--- HOW TO COMPLETE THIS TASK ---
Once the images are set aside, output the listing exactly as it stands.

--- THE INPUT ---

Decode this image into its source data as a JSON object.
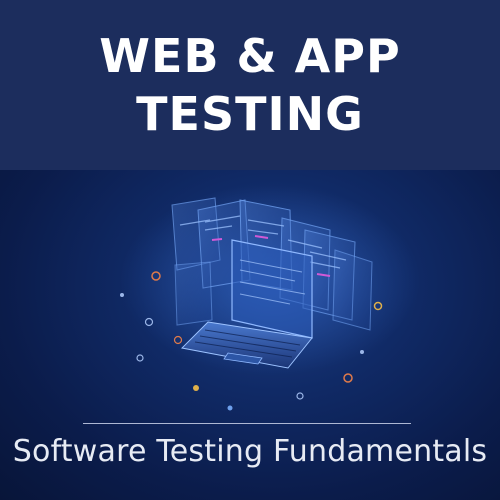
{
  "header": {
    "title_line_1": "WEB & APP",
    "title_line_2": "TESTING"
  },
  "hero": {
    "illustration": "laptop-with-floating-screens-icon",
    "caption": "Software Testing Fundamentals"
  },
  "colors": {
    "header_bg": "#1c2d5d",
    "hero_bg": "#102a66",
    "title_text": "#ffffff",
    "caption_text": "#e7ebf4"
  }
}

--- PROBLEM SOLUTION ---
Decode this image into its source data as a JSON object.
{
  "header": {
    "title_line_1": "WEB & APP",
    "title_line_2": "TESTING"
  },
  "hero": {
    "illustration": "laptop-with-floating-screens-icon",
    "caption": "Software Testing Fundamentals"
  },
  "colors": {
    "header_bg": "#1c2d5d",
    "hero_bg": "#102a66",
    "title_text": "#ffffff",
    "caption_text": "#e7ebf4"
  }
}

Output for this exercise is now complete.